[WHAT TO DO]: Could you copy each line of the entries that contains "Press"?

Saved entries:

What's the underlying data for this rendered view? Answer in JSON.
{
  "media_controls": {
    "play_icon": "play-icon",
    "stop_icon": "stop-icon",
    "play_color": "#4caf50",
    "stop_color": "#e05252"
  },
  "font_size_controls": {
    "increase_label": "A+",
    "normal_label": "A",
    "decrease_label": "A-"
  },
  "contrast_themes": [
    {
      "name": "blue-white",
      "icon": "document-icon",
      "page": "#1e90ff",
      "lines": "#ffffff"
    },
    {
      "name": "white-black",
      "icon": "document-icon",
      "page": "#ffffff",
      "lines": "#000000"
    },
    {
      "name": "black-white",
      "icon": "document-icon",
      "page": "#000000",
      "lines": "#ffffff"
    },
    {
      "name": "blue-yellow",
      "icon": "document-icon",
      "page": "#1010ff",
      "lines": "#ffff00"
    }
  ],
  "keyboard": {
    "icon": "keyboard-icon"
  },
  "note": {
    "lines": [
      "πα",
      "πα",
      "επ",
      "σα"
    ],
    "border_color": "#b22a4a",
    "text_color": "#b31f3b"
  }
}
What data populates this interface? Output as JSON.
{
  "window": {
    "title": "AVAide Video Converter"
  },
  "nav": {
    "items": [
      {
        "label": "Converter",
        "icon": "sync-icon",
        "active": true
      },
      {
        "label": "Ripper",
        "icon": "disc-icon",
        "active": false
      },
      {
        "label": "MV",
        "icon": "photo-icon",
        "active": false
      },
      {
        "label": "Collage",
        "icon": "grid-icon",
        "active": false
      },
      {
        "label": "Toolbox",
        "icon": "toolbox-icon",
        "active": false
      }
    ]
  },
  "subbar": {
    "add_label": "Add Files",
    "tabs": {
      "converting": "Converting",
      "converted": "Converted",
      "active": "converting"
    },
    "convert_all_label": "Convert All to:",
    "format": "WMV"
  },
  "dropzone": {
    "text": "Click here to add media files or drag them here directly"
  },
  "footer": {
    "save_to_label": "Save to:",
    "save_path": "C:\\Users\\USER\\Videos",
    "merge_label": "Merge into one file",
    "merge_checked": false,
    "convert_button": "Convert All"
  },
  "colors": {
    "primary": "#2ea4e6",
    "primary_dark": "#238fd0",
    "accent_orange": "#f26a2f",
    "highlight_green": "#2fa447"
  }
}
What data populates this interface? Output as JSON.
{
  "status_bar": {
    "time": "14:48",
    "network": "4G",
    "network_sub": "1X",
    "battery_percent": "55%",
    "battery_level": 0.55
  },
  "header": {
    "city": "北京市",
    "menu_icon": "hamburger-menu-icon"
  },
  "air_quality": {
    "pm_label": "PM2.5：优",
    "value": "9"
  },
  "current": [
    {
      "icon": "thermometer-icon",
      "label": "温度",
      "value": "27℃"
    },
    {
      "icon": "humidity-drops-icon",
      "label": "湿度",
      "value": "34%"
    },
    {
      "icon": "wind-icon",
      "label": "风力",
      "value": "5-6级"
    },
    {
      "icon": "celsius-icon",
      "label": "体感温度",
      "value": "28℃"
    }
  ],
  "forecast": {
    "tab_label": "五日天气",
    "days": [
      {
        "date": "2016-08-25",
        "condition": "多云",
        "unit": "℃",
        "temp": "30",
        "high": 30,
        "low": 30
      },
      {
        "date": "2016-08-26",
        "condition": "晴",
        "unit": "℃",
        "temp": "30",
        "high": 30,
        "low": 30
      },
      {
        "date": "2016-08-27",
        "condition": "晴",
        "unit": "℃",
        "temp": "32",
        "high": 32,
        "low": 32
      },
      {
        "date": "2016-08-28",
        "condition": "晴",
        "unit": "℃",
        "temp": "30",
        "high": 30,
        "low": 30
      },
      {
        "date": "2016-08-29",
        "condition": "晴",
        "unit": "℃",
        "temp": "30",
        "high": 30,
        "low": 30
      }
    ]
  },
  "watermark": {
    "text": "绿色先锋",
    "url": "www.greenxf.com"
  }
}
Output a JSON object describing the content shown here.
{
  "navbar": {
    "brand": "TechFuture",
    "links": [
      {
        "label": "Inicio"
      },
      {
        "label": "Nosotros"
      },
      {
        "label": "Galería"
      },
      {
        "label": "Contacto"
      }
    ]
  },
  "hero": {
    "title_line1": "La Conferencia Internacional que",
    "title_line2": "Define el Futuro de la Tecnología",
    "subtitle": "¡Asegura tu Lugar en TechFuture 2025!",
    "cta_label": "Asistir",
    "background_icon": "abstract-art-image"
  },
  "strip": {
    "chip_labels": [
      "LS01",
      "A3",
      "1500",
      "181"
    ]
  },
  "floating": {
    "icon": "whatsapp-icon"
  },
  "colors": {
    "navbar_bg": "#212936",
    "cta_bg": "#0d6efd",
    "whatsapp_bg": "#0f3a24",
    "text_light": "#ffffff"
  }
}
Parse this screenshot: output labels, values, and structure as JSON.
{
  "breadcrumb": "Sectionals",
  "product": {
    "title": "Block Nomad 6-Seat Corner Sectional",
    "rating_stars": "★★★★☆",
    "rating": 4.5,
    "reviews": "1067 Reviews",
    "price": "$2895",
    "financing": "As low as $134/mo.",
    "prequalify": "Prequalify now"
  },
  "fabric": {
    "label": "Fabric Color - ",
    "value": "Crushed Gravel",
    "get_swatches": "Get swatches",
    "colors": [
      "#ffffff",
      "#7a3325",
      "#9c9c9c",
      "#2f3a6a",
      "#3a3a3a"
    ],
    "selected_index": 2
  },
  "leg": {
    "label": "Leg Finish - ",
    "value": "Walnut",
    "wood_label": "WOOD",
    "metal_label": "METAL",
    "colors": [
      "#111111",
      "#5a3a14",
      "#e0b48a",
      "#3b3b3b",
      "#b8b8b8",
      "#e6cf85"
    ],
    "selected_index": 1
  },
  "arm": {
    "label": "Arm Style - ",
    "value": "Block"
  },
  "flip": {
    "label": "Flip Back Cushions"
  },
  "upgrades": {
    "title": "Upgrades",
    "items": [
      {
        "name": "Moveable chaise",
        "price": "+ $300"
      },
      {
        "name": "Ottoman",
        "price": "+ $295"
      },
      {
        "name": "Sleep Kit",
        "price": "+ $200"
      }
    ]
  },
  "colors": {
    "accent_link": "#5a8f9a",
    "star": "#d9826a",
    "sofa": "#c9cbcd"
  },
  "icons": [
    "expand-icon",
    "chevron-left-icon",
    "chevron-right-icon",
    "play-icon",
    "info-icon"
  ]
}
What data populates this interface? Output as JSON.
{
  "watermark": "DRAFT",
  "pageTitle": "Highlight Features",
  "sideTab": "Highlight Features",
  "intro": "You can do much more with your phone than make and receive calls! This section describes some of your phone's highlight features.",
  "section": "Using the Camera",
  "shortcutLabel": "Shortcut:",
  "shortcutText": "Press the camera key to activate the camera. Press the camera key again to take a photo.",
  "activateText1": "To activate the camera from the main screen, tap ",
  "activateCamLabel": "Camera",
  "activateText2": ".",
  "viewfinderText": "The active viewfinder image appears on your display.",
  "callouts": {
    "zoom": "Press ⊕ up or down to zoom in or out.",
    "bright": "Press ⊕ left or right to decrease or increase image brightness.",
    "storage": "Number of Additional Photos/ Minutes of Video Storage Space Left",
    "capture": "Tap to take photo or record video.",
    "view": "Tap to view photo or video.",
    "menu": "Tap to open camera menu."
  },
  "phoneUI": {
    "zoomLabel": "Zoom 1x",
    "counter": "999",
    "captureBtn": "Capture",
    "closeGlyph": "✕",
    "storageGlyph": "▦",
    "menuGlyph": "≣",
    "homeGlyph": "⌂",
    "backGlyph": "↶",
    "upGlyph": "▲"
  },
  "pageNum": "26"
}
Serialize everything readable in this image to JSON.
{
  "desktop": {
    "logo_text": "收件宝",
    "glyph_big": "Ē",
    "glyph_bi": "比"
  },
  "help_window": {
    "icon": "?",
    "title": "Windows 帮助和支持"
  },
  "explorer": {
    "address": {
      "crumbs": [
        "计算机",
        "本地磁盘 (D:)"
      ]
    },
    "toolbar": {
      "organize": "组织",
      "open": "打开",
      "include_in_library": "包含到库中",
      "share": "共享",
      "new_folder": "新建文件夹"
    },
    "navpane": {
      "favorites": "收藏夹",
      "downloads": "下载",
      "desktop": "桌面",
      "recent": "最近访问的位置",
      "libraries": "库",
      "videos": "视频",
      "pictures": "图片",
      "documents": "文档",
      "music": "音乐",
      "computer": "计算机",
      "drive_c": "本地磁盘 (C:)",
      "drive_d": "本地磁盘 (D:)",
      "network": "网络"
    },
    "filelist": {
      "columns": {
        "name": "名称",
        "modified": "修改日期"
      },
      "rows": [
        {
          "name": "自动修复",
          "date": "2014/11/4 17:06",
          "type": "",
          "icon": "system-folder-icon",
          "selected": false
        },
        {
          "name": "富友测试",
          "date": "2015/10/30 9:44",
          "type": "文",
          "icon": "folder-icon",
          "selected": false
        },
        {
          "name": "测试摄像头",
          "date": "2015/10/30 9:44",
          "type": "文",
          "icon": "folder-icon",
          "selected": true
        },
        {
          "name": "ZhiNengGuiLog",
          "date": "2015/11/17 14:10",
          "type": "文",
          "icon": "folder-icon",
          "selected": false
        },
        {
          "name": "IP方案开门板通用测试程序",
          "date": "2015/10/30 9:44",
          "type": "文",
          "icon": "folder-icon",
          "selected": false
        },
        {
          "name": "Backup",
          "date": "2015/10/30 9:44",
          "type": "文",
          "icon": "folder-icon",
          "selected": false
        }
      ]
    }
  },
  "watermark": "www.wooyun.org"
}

[PROBLEM SOLUTION]:
  "shortcutText": "Press the camera key to activate the camera. Press the camera key again to take a photo.",
    "zoom": "Press ⊕ up or down to zoom in or out.",
    "bright": "Press ⊕ left or right to decrease or increase image brightness.",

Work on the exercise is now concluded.